The recently formed Louisiana coronavirus task force was set to meet Tuesday to talk about protocols that may need to be put in place due to the virus. The group will evaluate impacts to travel and public events, such a festivals.
As of Tuesday, no screening for COVID-19 was being conducted at the New Orleans Airport, officials announced.
MSY officials said they were conducting extra cleanings of hand rails, door handles and other frequently touched surfaces, and planned to add more hand sanitizer dispensers around the facility.
What are the symptoms?
Symptoms of COVID-19 include fever, cough, and shortness of breath. These symptoms may appear 2 to 14 days after exposure.
Worldwide illnesses have ranged from mild to severe, including severe pneumonia that can result in hospitalization or death.
Older people and people with underlying health conditions including heart disease, lung disease or cancer seem to be at greater risk of serious illness.

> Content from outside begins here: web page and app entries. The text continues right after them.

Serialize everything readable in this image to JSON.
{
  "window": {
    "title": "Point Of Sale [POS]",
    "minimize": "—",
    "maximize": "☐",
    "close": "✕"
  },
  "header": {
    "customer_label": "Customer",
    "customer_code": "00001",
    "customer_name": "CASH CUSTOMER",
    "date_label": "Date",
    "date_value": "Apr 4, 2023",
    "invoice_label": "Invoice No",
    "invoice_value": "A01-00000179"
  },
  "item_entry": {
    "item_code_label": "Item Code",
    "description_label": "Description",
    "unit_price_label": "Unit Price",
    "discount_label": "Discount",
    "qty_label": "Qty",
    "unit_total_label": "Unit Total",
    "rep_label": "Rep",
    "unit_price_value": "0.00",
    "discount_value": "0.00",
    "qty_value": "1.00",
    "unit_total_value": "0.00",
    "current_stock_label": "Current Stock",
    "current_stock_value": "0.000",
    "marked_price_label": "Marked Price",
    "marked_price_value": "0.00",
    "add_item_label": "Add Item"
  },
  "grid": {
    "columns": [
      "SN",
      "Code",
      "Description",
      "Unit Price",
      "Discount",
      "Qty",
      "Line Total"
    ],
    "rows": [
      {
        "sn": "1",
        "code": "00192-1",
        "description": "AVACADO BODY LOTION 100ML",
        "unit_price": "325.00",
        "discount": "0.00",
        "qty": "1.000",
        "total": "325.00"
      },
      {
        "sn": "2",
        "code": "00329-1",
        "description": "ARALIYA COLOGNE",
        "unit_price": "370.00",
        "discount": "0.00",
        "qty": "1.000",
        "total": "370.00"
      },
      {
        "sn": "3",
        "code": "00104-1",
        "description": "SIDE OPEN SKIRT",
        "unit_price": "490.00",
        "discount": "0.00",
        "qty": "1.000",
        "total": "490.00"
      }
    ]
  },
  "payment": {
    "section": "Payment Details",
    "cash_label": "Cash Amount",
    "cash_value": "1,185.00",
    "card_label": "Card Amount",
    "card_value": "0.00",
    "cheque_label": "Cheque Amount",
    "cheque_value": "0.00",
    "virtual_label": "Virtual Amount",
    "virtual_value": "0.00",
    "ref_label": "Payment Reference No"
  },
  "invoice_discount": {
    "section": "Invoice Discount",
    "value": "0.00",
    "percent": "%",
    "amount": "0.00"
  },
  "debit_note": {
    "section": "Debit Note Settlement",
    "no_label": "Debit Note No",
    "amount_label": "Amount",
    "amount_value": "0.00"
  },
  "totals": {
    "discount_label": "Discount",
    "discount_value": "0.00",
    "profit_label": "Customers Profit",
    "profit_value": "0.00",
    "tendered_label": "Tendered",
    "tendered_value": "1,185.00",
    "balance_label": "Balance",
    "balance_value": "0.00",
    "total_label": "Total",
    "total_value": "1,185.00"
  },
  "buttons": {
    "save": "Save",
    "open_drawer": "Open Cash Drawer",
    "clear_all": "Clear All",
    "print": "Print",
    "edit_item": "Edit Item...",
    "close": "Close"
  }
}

People with recent travel to China, or have come in contact with someone who has recent travel and is ill, have a greater risk for becoming ill.
What to do if you are sick:
If you recently traveled to an area affected by COVID-19 transmission, and you feel sick, stay home and call your doctor immediately. Do not go to the doctor without calling first.
If you have a fever, cough, or shortness of breath, call your primary care provider. If you do not have a primary care provider, call the Louisiana Department of Health hotline at 1-855-523-2652.
If you are severely ill and you think you need to go to the hospital, call 9-1-1 or go to an emergency room.
How to Prevent the Spread
The virus is thought to spread between people in close contact (within 6 feet) and through droplets when an infected person coughs or sneezes.
To prevent the spread of COVID-19 and other respiratory illnesses:
- Avoid close contact with people who are sick.
- Avoid touching your eyes, nose, and mouth.
- Wash hands with soap and water often or use hand sanitizer with at least 60% alcohol. Especially wash hands after going to the bathroom, before eating and after blowing your nose, coughing or sneezing.
- Clean and disinfect frequently touched objects and surfaces using a regular household cleaning spray or wipe.
- Stay home if you feel sick to prevent the spread of germs.
- Cover your cough with your elbow to prevent the spread of germs.
Treatments for COVID-19
There are no medications specifically approved for COVID-19. People with coronavirus should be treated with supportive care to help relieve symptoms.
Some severe cases require going to the hospital, particularly in the elderly or those with underlying medical conditions.
Information from the New Orleans Health Department contributed to this report.